Tossed out, flushed, drained, ditched, dumped, discarded, disposed of, scrapped, and thrown away.
We have a lot of terms for removing what we no longer have use for. Among them, perhaps the most convenient is “away.” But where is “away?” It might as well be another planet. Just a glorious orbiting sphere of trash. Or maybe it’s a mystical incantation that renders our waste non-existent. “Henceforth the items of this receptacle shall now be considered ‘thrown away!’” The masses rejoice and poof, it’s gone. Out of sight and out of mind.
But, if you could for a second, imagine a world where there is no “away.” Imagine that everything we create and consume has to go somewhere and occupy space until it decomposes – if it decomposes. This exercise should be quite easy actually, because this world is very much like our own. In fact, it is our own.

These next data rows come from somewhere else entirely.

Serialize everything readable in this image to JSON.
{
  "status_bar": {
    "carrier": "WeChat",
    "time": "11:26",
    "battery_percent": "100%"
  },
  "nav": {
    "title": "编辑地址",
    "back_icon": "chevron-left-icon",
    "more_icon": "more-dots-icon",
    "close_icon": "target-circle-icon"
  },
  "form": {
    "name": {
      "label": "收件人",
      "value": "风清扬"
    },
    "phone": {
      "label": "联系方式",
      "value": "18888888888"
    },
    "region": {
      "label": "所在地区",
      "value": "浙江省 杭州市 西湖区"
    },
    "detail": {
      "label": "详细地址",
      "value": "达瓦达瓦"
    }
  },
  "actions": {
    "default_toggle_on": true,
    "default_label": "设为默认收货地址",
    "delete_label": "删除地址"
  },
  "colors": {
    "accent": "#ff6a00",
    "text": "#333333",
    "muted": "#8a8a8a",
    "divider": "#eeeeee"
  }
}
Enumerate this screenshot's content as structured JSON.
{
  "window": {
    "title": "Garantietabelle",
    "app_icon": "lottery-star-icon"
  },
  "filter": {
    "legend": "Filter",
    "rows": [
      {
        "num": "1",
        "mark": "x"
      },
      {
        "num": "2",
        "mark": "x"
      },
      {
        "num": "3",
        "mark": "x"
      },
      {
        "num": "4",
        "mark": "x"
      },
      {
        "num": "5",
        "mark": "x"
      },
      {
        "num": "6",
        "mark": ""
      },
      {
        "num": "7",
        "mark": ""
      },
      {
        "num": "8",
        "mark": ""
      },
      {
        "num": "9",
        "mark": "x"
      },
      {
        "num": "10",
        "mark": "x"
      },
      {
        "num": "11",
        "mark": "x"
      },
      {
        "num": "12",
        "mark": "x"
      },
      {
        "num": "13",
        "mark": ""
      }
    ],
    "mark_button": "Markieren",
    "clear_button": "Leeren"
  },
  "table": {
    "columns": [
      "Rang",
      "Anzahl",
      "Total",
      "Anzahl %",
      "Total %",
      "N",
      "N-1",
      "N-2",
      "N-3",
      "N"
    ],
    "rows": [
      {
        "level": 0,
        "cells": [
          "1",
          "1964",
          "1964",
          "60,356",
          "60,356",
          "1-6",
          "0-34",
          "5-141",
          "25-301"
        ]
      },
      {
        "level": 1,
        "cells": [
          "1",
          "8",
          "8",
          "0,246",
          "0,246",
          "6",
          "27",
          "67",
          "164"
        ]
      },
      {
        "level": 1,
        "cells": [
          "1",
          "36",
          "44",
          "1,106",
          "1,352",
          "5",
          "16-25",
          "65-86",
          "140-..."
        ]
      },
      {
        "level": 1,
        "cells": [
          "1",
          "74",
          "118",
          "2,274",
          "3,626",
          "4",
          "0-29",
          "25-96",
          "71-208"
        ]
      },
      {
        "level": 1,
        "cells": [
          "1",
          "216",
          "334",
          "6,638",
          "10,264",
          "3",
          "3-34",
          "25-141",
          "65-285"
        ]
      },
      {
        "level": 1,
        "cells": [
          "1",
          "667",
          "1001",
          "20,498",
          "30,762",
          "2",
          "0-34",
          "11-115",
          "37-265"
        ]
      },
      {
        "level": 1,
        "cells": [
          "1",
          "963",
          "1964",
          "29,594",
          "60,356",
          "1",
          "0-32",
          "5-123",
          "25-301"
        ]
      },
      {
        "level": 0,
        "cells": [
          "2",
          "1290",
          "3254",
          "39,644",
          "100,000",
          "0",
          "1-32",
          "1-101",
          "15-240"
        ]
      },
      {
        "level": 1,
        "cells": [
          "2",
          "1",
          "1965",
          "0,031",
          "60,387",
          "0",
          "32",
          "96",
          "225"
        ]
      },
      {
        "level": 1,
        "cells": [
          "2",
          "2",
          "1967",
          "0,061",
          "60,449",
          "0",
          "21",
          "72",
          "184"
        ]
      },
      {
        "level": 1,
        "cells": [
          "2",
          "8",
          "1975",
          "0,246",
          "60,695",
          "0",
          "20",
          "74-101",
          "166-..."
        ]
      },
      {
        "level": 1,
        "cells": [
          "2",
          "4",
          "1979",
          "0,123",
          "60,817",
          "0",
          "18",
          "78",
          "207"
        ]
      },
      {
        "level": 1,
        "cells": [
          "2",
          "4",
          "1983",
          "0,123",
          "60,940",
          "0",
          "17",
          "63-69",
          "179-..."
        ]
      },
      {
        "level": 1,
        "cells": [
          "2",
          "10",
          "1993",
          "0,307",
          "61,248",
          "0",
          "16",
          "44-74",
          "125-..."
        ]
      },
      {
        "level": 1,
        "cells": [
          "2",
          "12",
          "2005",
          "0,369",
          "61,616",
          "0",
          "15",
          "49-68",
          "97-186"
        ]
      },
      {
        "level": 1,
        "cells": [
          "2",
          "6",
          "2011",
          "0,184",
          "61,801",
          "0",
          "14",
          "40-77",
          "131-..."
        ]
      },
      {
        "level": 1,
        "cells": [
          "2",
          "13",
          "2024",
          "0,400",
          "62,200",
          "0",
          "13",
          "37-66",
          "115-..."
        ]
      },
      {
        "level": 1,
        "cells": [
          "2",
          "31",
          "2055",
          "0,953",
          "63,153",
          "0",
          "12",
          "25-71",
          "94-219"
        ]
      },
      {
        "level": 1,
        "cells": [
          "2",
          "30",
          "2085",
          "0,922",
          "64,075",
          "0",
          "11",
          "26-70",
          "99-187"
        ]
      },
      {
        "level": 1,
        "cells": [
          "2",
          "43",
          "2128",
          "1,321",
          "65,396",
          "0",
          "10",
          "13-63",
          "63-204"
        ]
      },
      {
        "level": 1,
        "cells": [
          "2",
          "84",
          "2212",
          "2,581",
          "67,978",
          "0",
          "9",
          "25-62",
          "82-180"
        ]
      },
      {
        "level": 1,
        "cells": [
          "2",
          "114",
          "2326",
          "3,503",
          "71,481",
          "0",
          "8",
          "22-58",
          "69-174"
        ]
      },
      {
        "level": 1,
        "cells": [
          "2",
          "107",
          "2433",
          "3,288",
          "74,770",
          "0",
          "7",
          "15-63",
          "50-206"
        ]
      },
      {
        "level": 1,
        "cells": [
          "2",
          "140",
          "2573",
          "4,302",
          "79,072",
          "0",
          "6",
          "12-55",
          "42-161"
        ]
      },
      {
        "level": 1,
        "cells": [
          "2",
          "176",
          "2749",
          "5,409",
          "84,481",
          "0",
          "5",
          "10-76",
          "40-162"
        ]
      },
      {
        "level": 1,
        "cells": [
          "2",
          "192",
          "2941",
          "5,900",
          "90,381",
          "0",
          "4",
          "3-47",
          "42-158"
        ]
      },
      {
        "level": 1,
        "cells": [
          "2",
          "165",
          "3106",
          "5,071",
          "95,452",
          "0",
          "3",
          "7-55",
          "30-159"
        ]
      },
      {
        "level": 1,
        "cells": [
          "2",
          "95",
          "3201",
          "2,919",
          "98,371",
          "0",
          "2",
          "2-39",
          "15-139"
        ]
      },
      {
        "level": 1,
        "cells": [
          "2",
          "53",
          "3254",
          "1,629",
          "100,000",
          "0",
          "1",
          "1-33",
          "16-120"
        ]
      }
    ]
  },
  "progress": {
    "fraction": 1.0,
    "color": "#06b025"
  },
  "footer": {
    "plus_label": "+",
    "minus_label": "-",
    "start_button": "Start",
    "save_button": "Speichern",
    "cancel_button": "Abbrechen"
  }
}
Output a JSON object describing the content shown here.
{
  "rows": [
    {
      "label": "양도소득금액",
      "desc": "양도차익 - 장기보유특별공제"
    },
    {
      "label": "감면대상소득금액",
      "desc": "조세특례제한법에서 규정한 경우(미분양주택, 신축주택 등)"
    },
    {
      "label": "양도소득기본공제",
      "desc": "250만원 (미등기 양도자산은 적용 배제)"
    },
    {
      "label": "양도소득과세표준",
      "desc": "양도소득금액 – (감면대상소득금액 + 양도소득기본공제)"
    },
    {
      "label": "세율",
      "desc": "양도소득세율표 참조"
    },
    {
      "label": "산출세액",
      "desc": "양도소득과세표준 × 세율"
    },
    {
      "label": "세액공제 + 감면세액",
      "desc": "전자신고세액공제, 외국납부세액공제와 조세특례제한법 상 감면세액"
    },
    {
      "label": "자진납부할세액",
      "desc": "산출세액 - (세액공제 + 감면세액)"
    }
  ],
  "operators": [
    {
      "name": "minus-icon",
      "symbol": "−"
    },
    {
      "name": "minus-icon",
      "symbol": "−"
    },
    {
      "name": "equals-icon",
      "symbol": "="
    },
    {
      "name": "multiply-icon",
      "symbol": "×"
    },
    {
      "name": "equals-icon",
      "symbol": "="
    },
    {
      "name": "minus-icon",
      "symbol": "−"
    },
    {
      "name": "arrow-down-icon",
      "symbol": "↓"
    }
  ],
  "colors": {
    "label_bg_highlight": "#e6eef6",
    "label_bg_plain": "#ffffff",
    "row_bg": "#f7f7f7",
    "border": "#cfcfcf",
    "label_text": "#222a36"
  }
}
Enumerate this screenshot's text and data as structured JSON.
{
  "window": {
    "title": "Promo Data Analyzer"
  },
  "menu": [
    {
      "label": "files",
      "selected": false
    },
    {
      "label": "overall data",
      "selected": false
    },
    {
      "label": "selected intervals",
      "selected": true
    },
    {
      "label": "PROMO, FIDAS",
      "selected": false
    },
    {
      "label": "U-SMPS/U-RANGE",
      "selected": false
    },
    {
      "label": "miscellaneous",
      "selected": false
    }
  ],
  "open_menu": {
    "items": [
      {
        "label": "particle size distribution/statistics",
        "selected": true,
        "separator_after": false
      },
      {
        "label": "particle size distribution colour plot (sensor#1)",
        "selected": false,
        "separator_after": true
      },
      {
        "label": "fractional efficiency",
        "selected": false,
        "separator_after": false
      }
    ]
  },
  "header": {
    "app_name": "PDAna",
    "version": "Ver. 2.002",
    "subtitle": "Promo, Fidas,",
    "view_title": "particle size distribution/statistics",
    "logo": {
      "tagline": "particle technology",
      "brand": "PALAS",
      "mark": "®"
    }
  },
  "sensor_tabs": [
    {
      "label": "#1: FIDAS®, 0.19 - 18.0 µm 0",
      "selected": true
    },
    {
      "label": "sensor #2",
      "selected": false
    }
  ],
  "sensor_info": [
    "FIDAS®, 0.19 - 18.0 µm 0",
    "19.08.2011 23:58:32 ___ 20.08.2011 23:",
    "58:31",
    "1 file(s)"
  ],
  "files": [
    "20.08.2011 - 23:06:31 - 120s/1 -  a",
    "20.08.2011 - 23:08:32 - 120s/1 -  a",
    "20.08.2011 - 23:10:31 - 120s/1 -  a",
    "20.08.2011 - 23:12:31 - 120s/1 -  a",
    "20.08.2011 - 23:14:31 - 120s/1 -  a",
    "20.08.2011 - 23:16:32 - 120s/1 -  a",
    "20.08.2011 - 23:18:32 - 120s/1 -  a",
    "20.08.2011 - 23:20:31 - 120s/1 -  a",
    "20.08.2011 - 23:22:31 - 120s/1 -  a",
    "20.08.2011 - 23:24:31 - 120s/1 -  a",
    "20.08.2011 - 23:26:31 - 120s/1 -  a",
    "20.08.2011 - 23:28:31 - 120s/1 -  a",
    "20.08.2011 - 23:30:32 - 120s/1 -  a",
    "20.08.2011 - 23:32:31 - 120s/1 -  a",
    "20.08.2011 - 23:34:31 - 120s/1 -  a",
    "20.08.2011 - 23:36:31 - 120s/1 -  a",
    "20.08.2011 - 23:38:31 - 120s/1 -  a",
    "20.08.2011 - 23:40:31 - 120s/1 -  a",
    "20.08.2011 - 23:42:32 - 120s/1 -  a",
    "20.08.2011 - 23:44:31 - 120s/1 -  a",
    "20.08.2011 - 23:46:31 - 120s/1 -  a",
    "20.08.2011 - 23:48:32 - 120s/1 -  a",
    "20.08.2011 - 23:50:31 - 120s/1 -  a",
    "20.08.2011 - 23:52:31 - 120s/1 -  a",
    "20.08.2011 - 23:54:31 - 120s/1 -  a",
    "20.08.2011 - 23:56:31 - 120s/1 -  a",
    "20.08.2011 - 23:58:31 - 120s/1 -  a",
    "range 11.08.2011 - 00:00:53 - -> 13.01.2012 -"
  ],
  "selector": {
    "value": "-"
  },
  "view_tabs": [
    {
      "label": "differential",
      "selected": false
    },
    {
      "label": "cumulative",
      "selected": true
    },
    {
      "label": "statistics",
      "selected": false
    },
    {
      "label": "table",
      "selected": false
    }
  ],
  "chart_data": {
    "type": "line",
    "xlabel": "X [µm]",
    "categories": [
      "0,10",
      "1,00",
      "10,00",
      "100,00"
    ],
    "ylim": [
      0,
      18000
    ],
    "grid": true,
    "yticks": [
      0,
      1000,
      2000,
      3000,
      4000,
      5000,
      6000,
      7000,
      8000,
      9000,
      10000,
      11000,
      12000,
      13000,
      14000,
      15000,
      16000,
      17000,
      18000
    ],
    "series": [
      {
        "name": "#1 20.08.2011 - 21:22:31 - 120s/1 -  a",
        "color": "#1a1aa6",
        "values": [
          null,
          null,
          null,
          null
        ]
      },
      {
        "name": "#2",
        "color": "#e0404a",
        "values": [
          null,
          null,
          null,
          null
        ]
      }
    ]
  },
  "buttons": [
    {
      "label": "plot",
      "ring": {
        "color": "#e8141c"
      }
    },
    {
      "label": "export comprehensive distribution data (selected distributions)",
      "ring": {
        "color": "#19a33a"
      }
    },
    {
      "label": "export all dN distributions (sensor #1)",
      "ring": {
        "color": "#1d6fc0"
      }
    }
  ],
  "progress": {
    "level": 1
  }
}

We might be a little late to the game. “We” as in America and even more so, South Dakota and on a micro scale, Sioux Falls. Even though “going green” is a buzz term that everyone understands, sustainability as a cultural phenomenon has only occupied the periphery of our thoughts in recent years.
Sure, systems have been in place for much longer. We learn the three environmental Rs in elementary school – reduce, reuse, recycle. And while sustainability has always had its advocates, it’s mostly been an afterthought for the average person.
“Going green” is too often seen as noble act, not a necessary one. That’s why our cultural perception of sustainability needs an adjustment. And that’s why, at a local level, a partnership was established only seven years ago to begin the process of advancing sustainability in the northern plains.
In 2007, newly appointed South Dakota State University President David Chicoine and Koch Hazard Architects laid the foundation for South Dakota’s first sustainability conference, Plain Green. President Chicoine appointed the Chair of the Department of Consumer Sciences, Jane Hegland, as the University’s representative to work with Stacey McMahan of Koch Hazard to bring the vision to life. With backgrounds in design and sustainability, each organization began coordinating.
“We wanted this to be a little bit different,” said Hegland. “We were really trying to reach out to a range of professionals, artists and scholars who think about sustainability in a broader perspective.”
That’s where Plain Green expands on the basic understanding of sustainability. It’s not just recycling our beer bottles and cottage cheese containers. It’s not just selecting the right materials or water-saving systems for our new homes. Sustainability encompasses everything that can help us be healthier people who can create a healthier planet.
One day each year, Plain Green invites experts from around the world to introduce new ideas in food systems, environmental issues, works of art, and social justice, just to name a few topics. These experts include sustainability giants like Allan Savory, Philippe Cousteau Jr., and Cameron Sinclair. Attendees range from college students and faculty, to industry professionals, to ordinary citizens who are just looking for new ways to reduce their carbon footprint.
Each year, the conference grows and adjusts as it continues to discover its potential. In addition to an exemplary lineup of speakers, during certain years, the Plain Green Conference has included a marketplace where local merchants and organizations can share their sustainability efforts. And as the conference has grown, people outside of the design industry have taken notice.
“The Brookings Mayor offers to send their city sustainability council members to Plain Green,” shared Hegland. Involving more civic leaders is one place Hegland and the rest of the Plain Green board would like see the conference grow. Additionally, they’re expanding into their third location in seven years, hosting the conference at the Hilton Garden Inn downtown in Sioux Falls.
But growth hasn’t been limited to the conference venue, diversity of attendees or clout of presenters. Hegland says the Plain Green Conference has even led to changes at the university. In conjunction with the inception of the Plain Green, SDSU created the faculty-led Environmental Stewardship and Sustainability Committee, and launched a campus-wide recycling initiative which Hegland says caused people to stop and pay attention to their impact on their environment.
“When you’re able to understand the value of sustainability from a broader perspective, then you can choose the sustainability products [and practices] that impact your field.”
Plain Green hopes that by setting aside one day each year to focus on sustainability issues and discover creative solutions they will inspire community leaders and members to adopt practices that will improve our communities. And if nothing else, Plain Green serves as a subtle reminder to everyone that our future will be determined by the question, “What if there was no ‘away’?”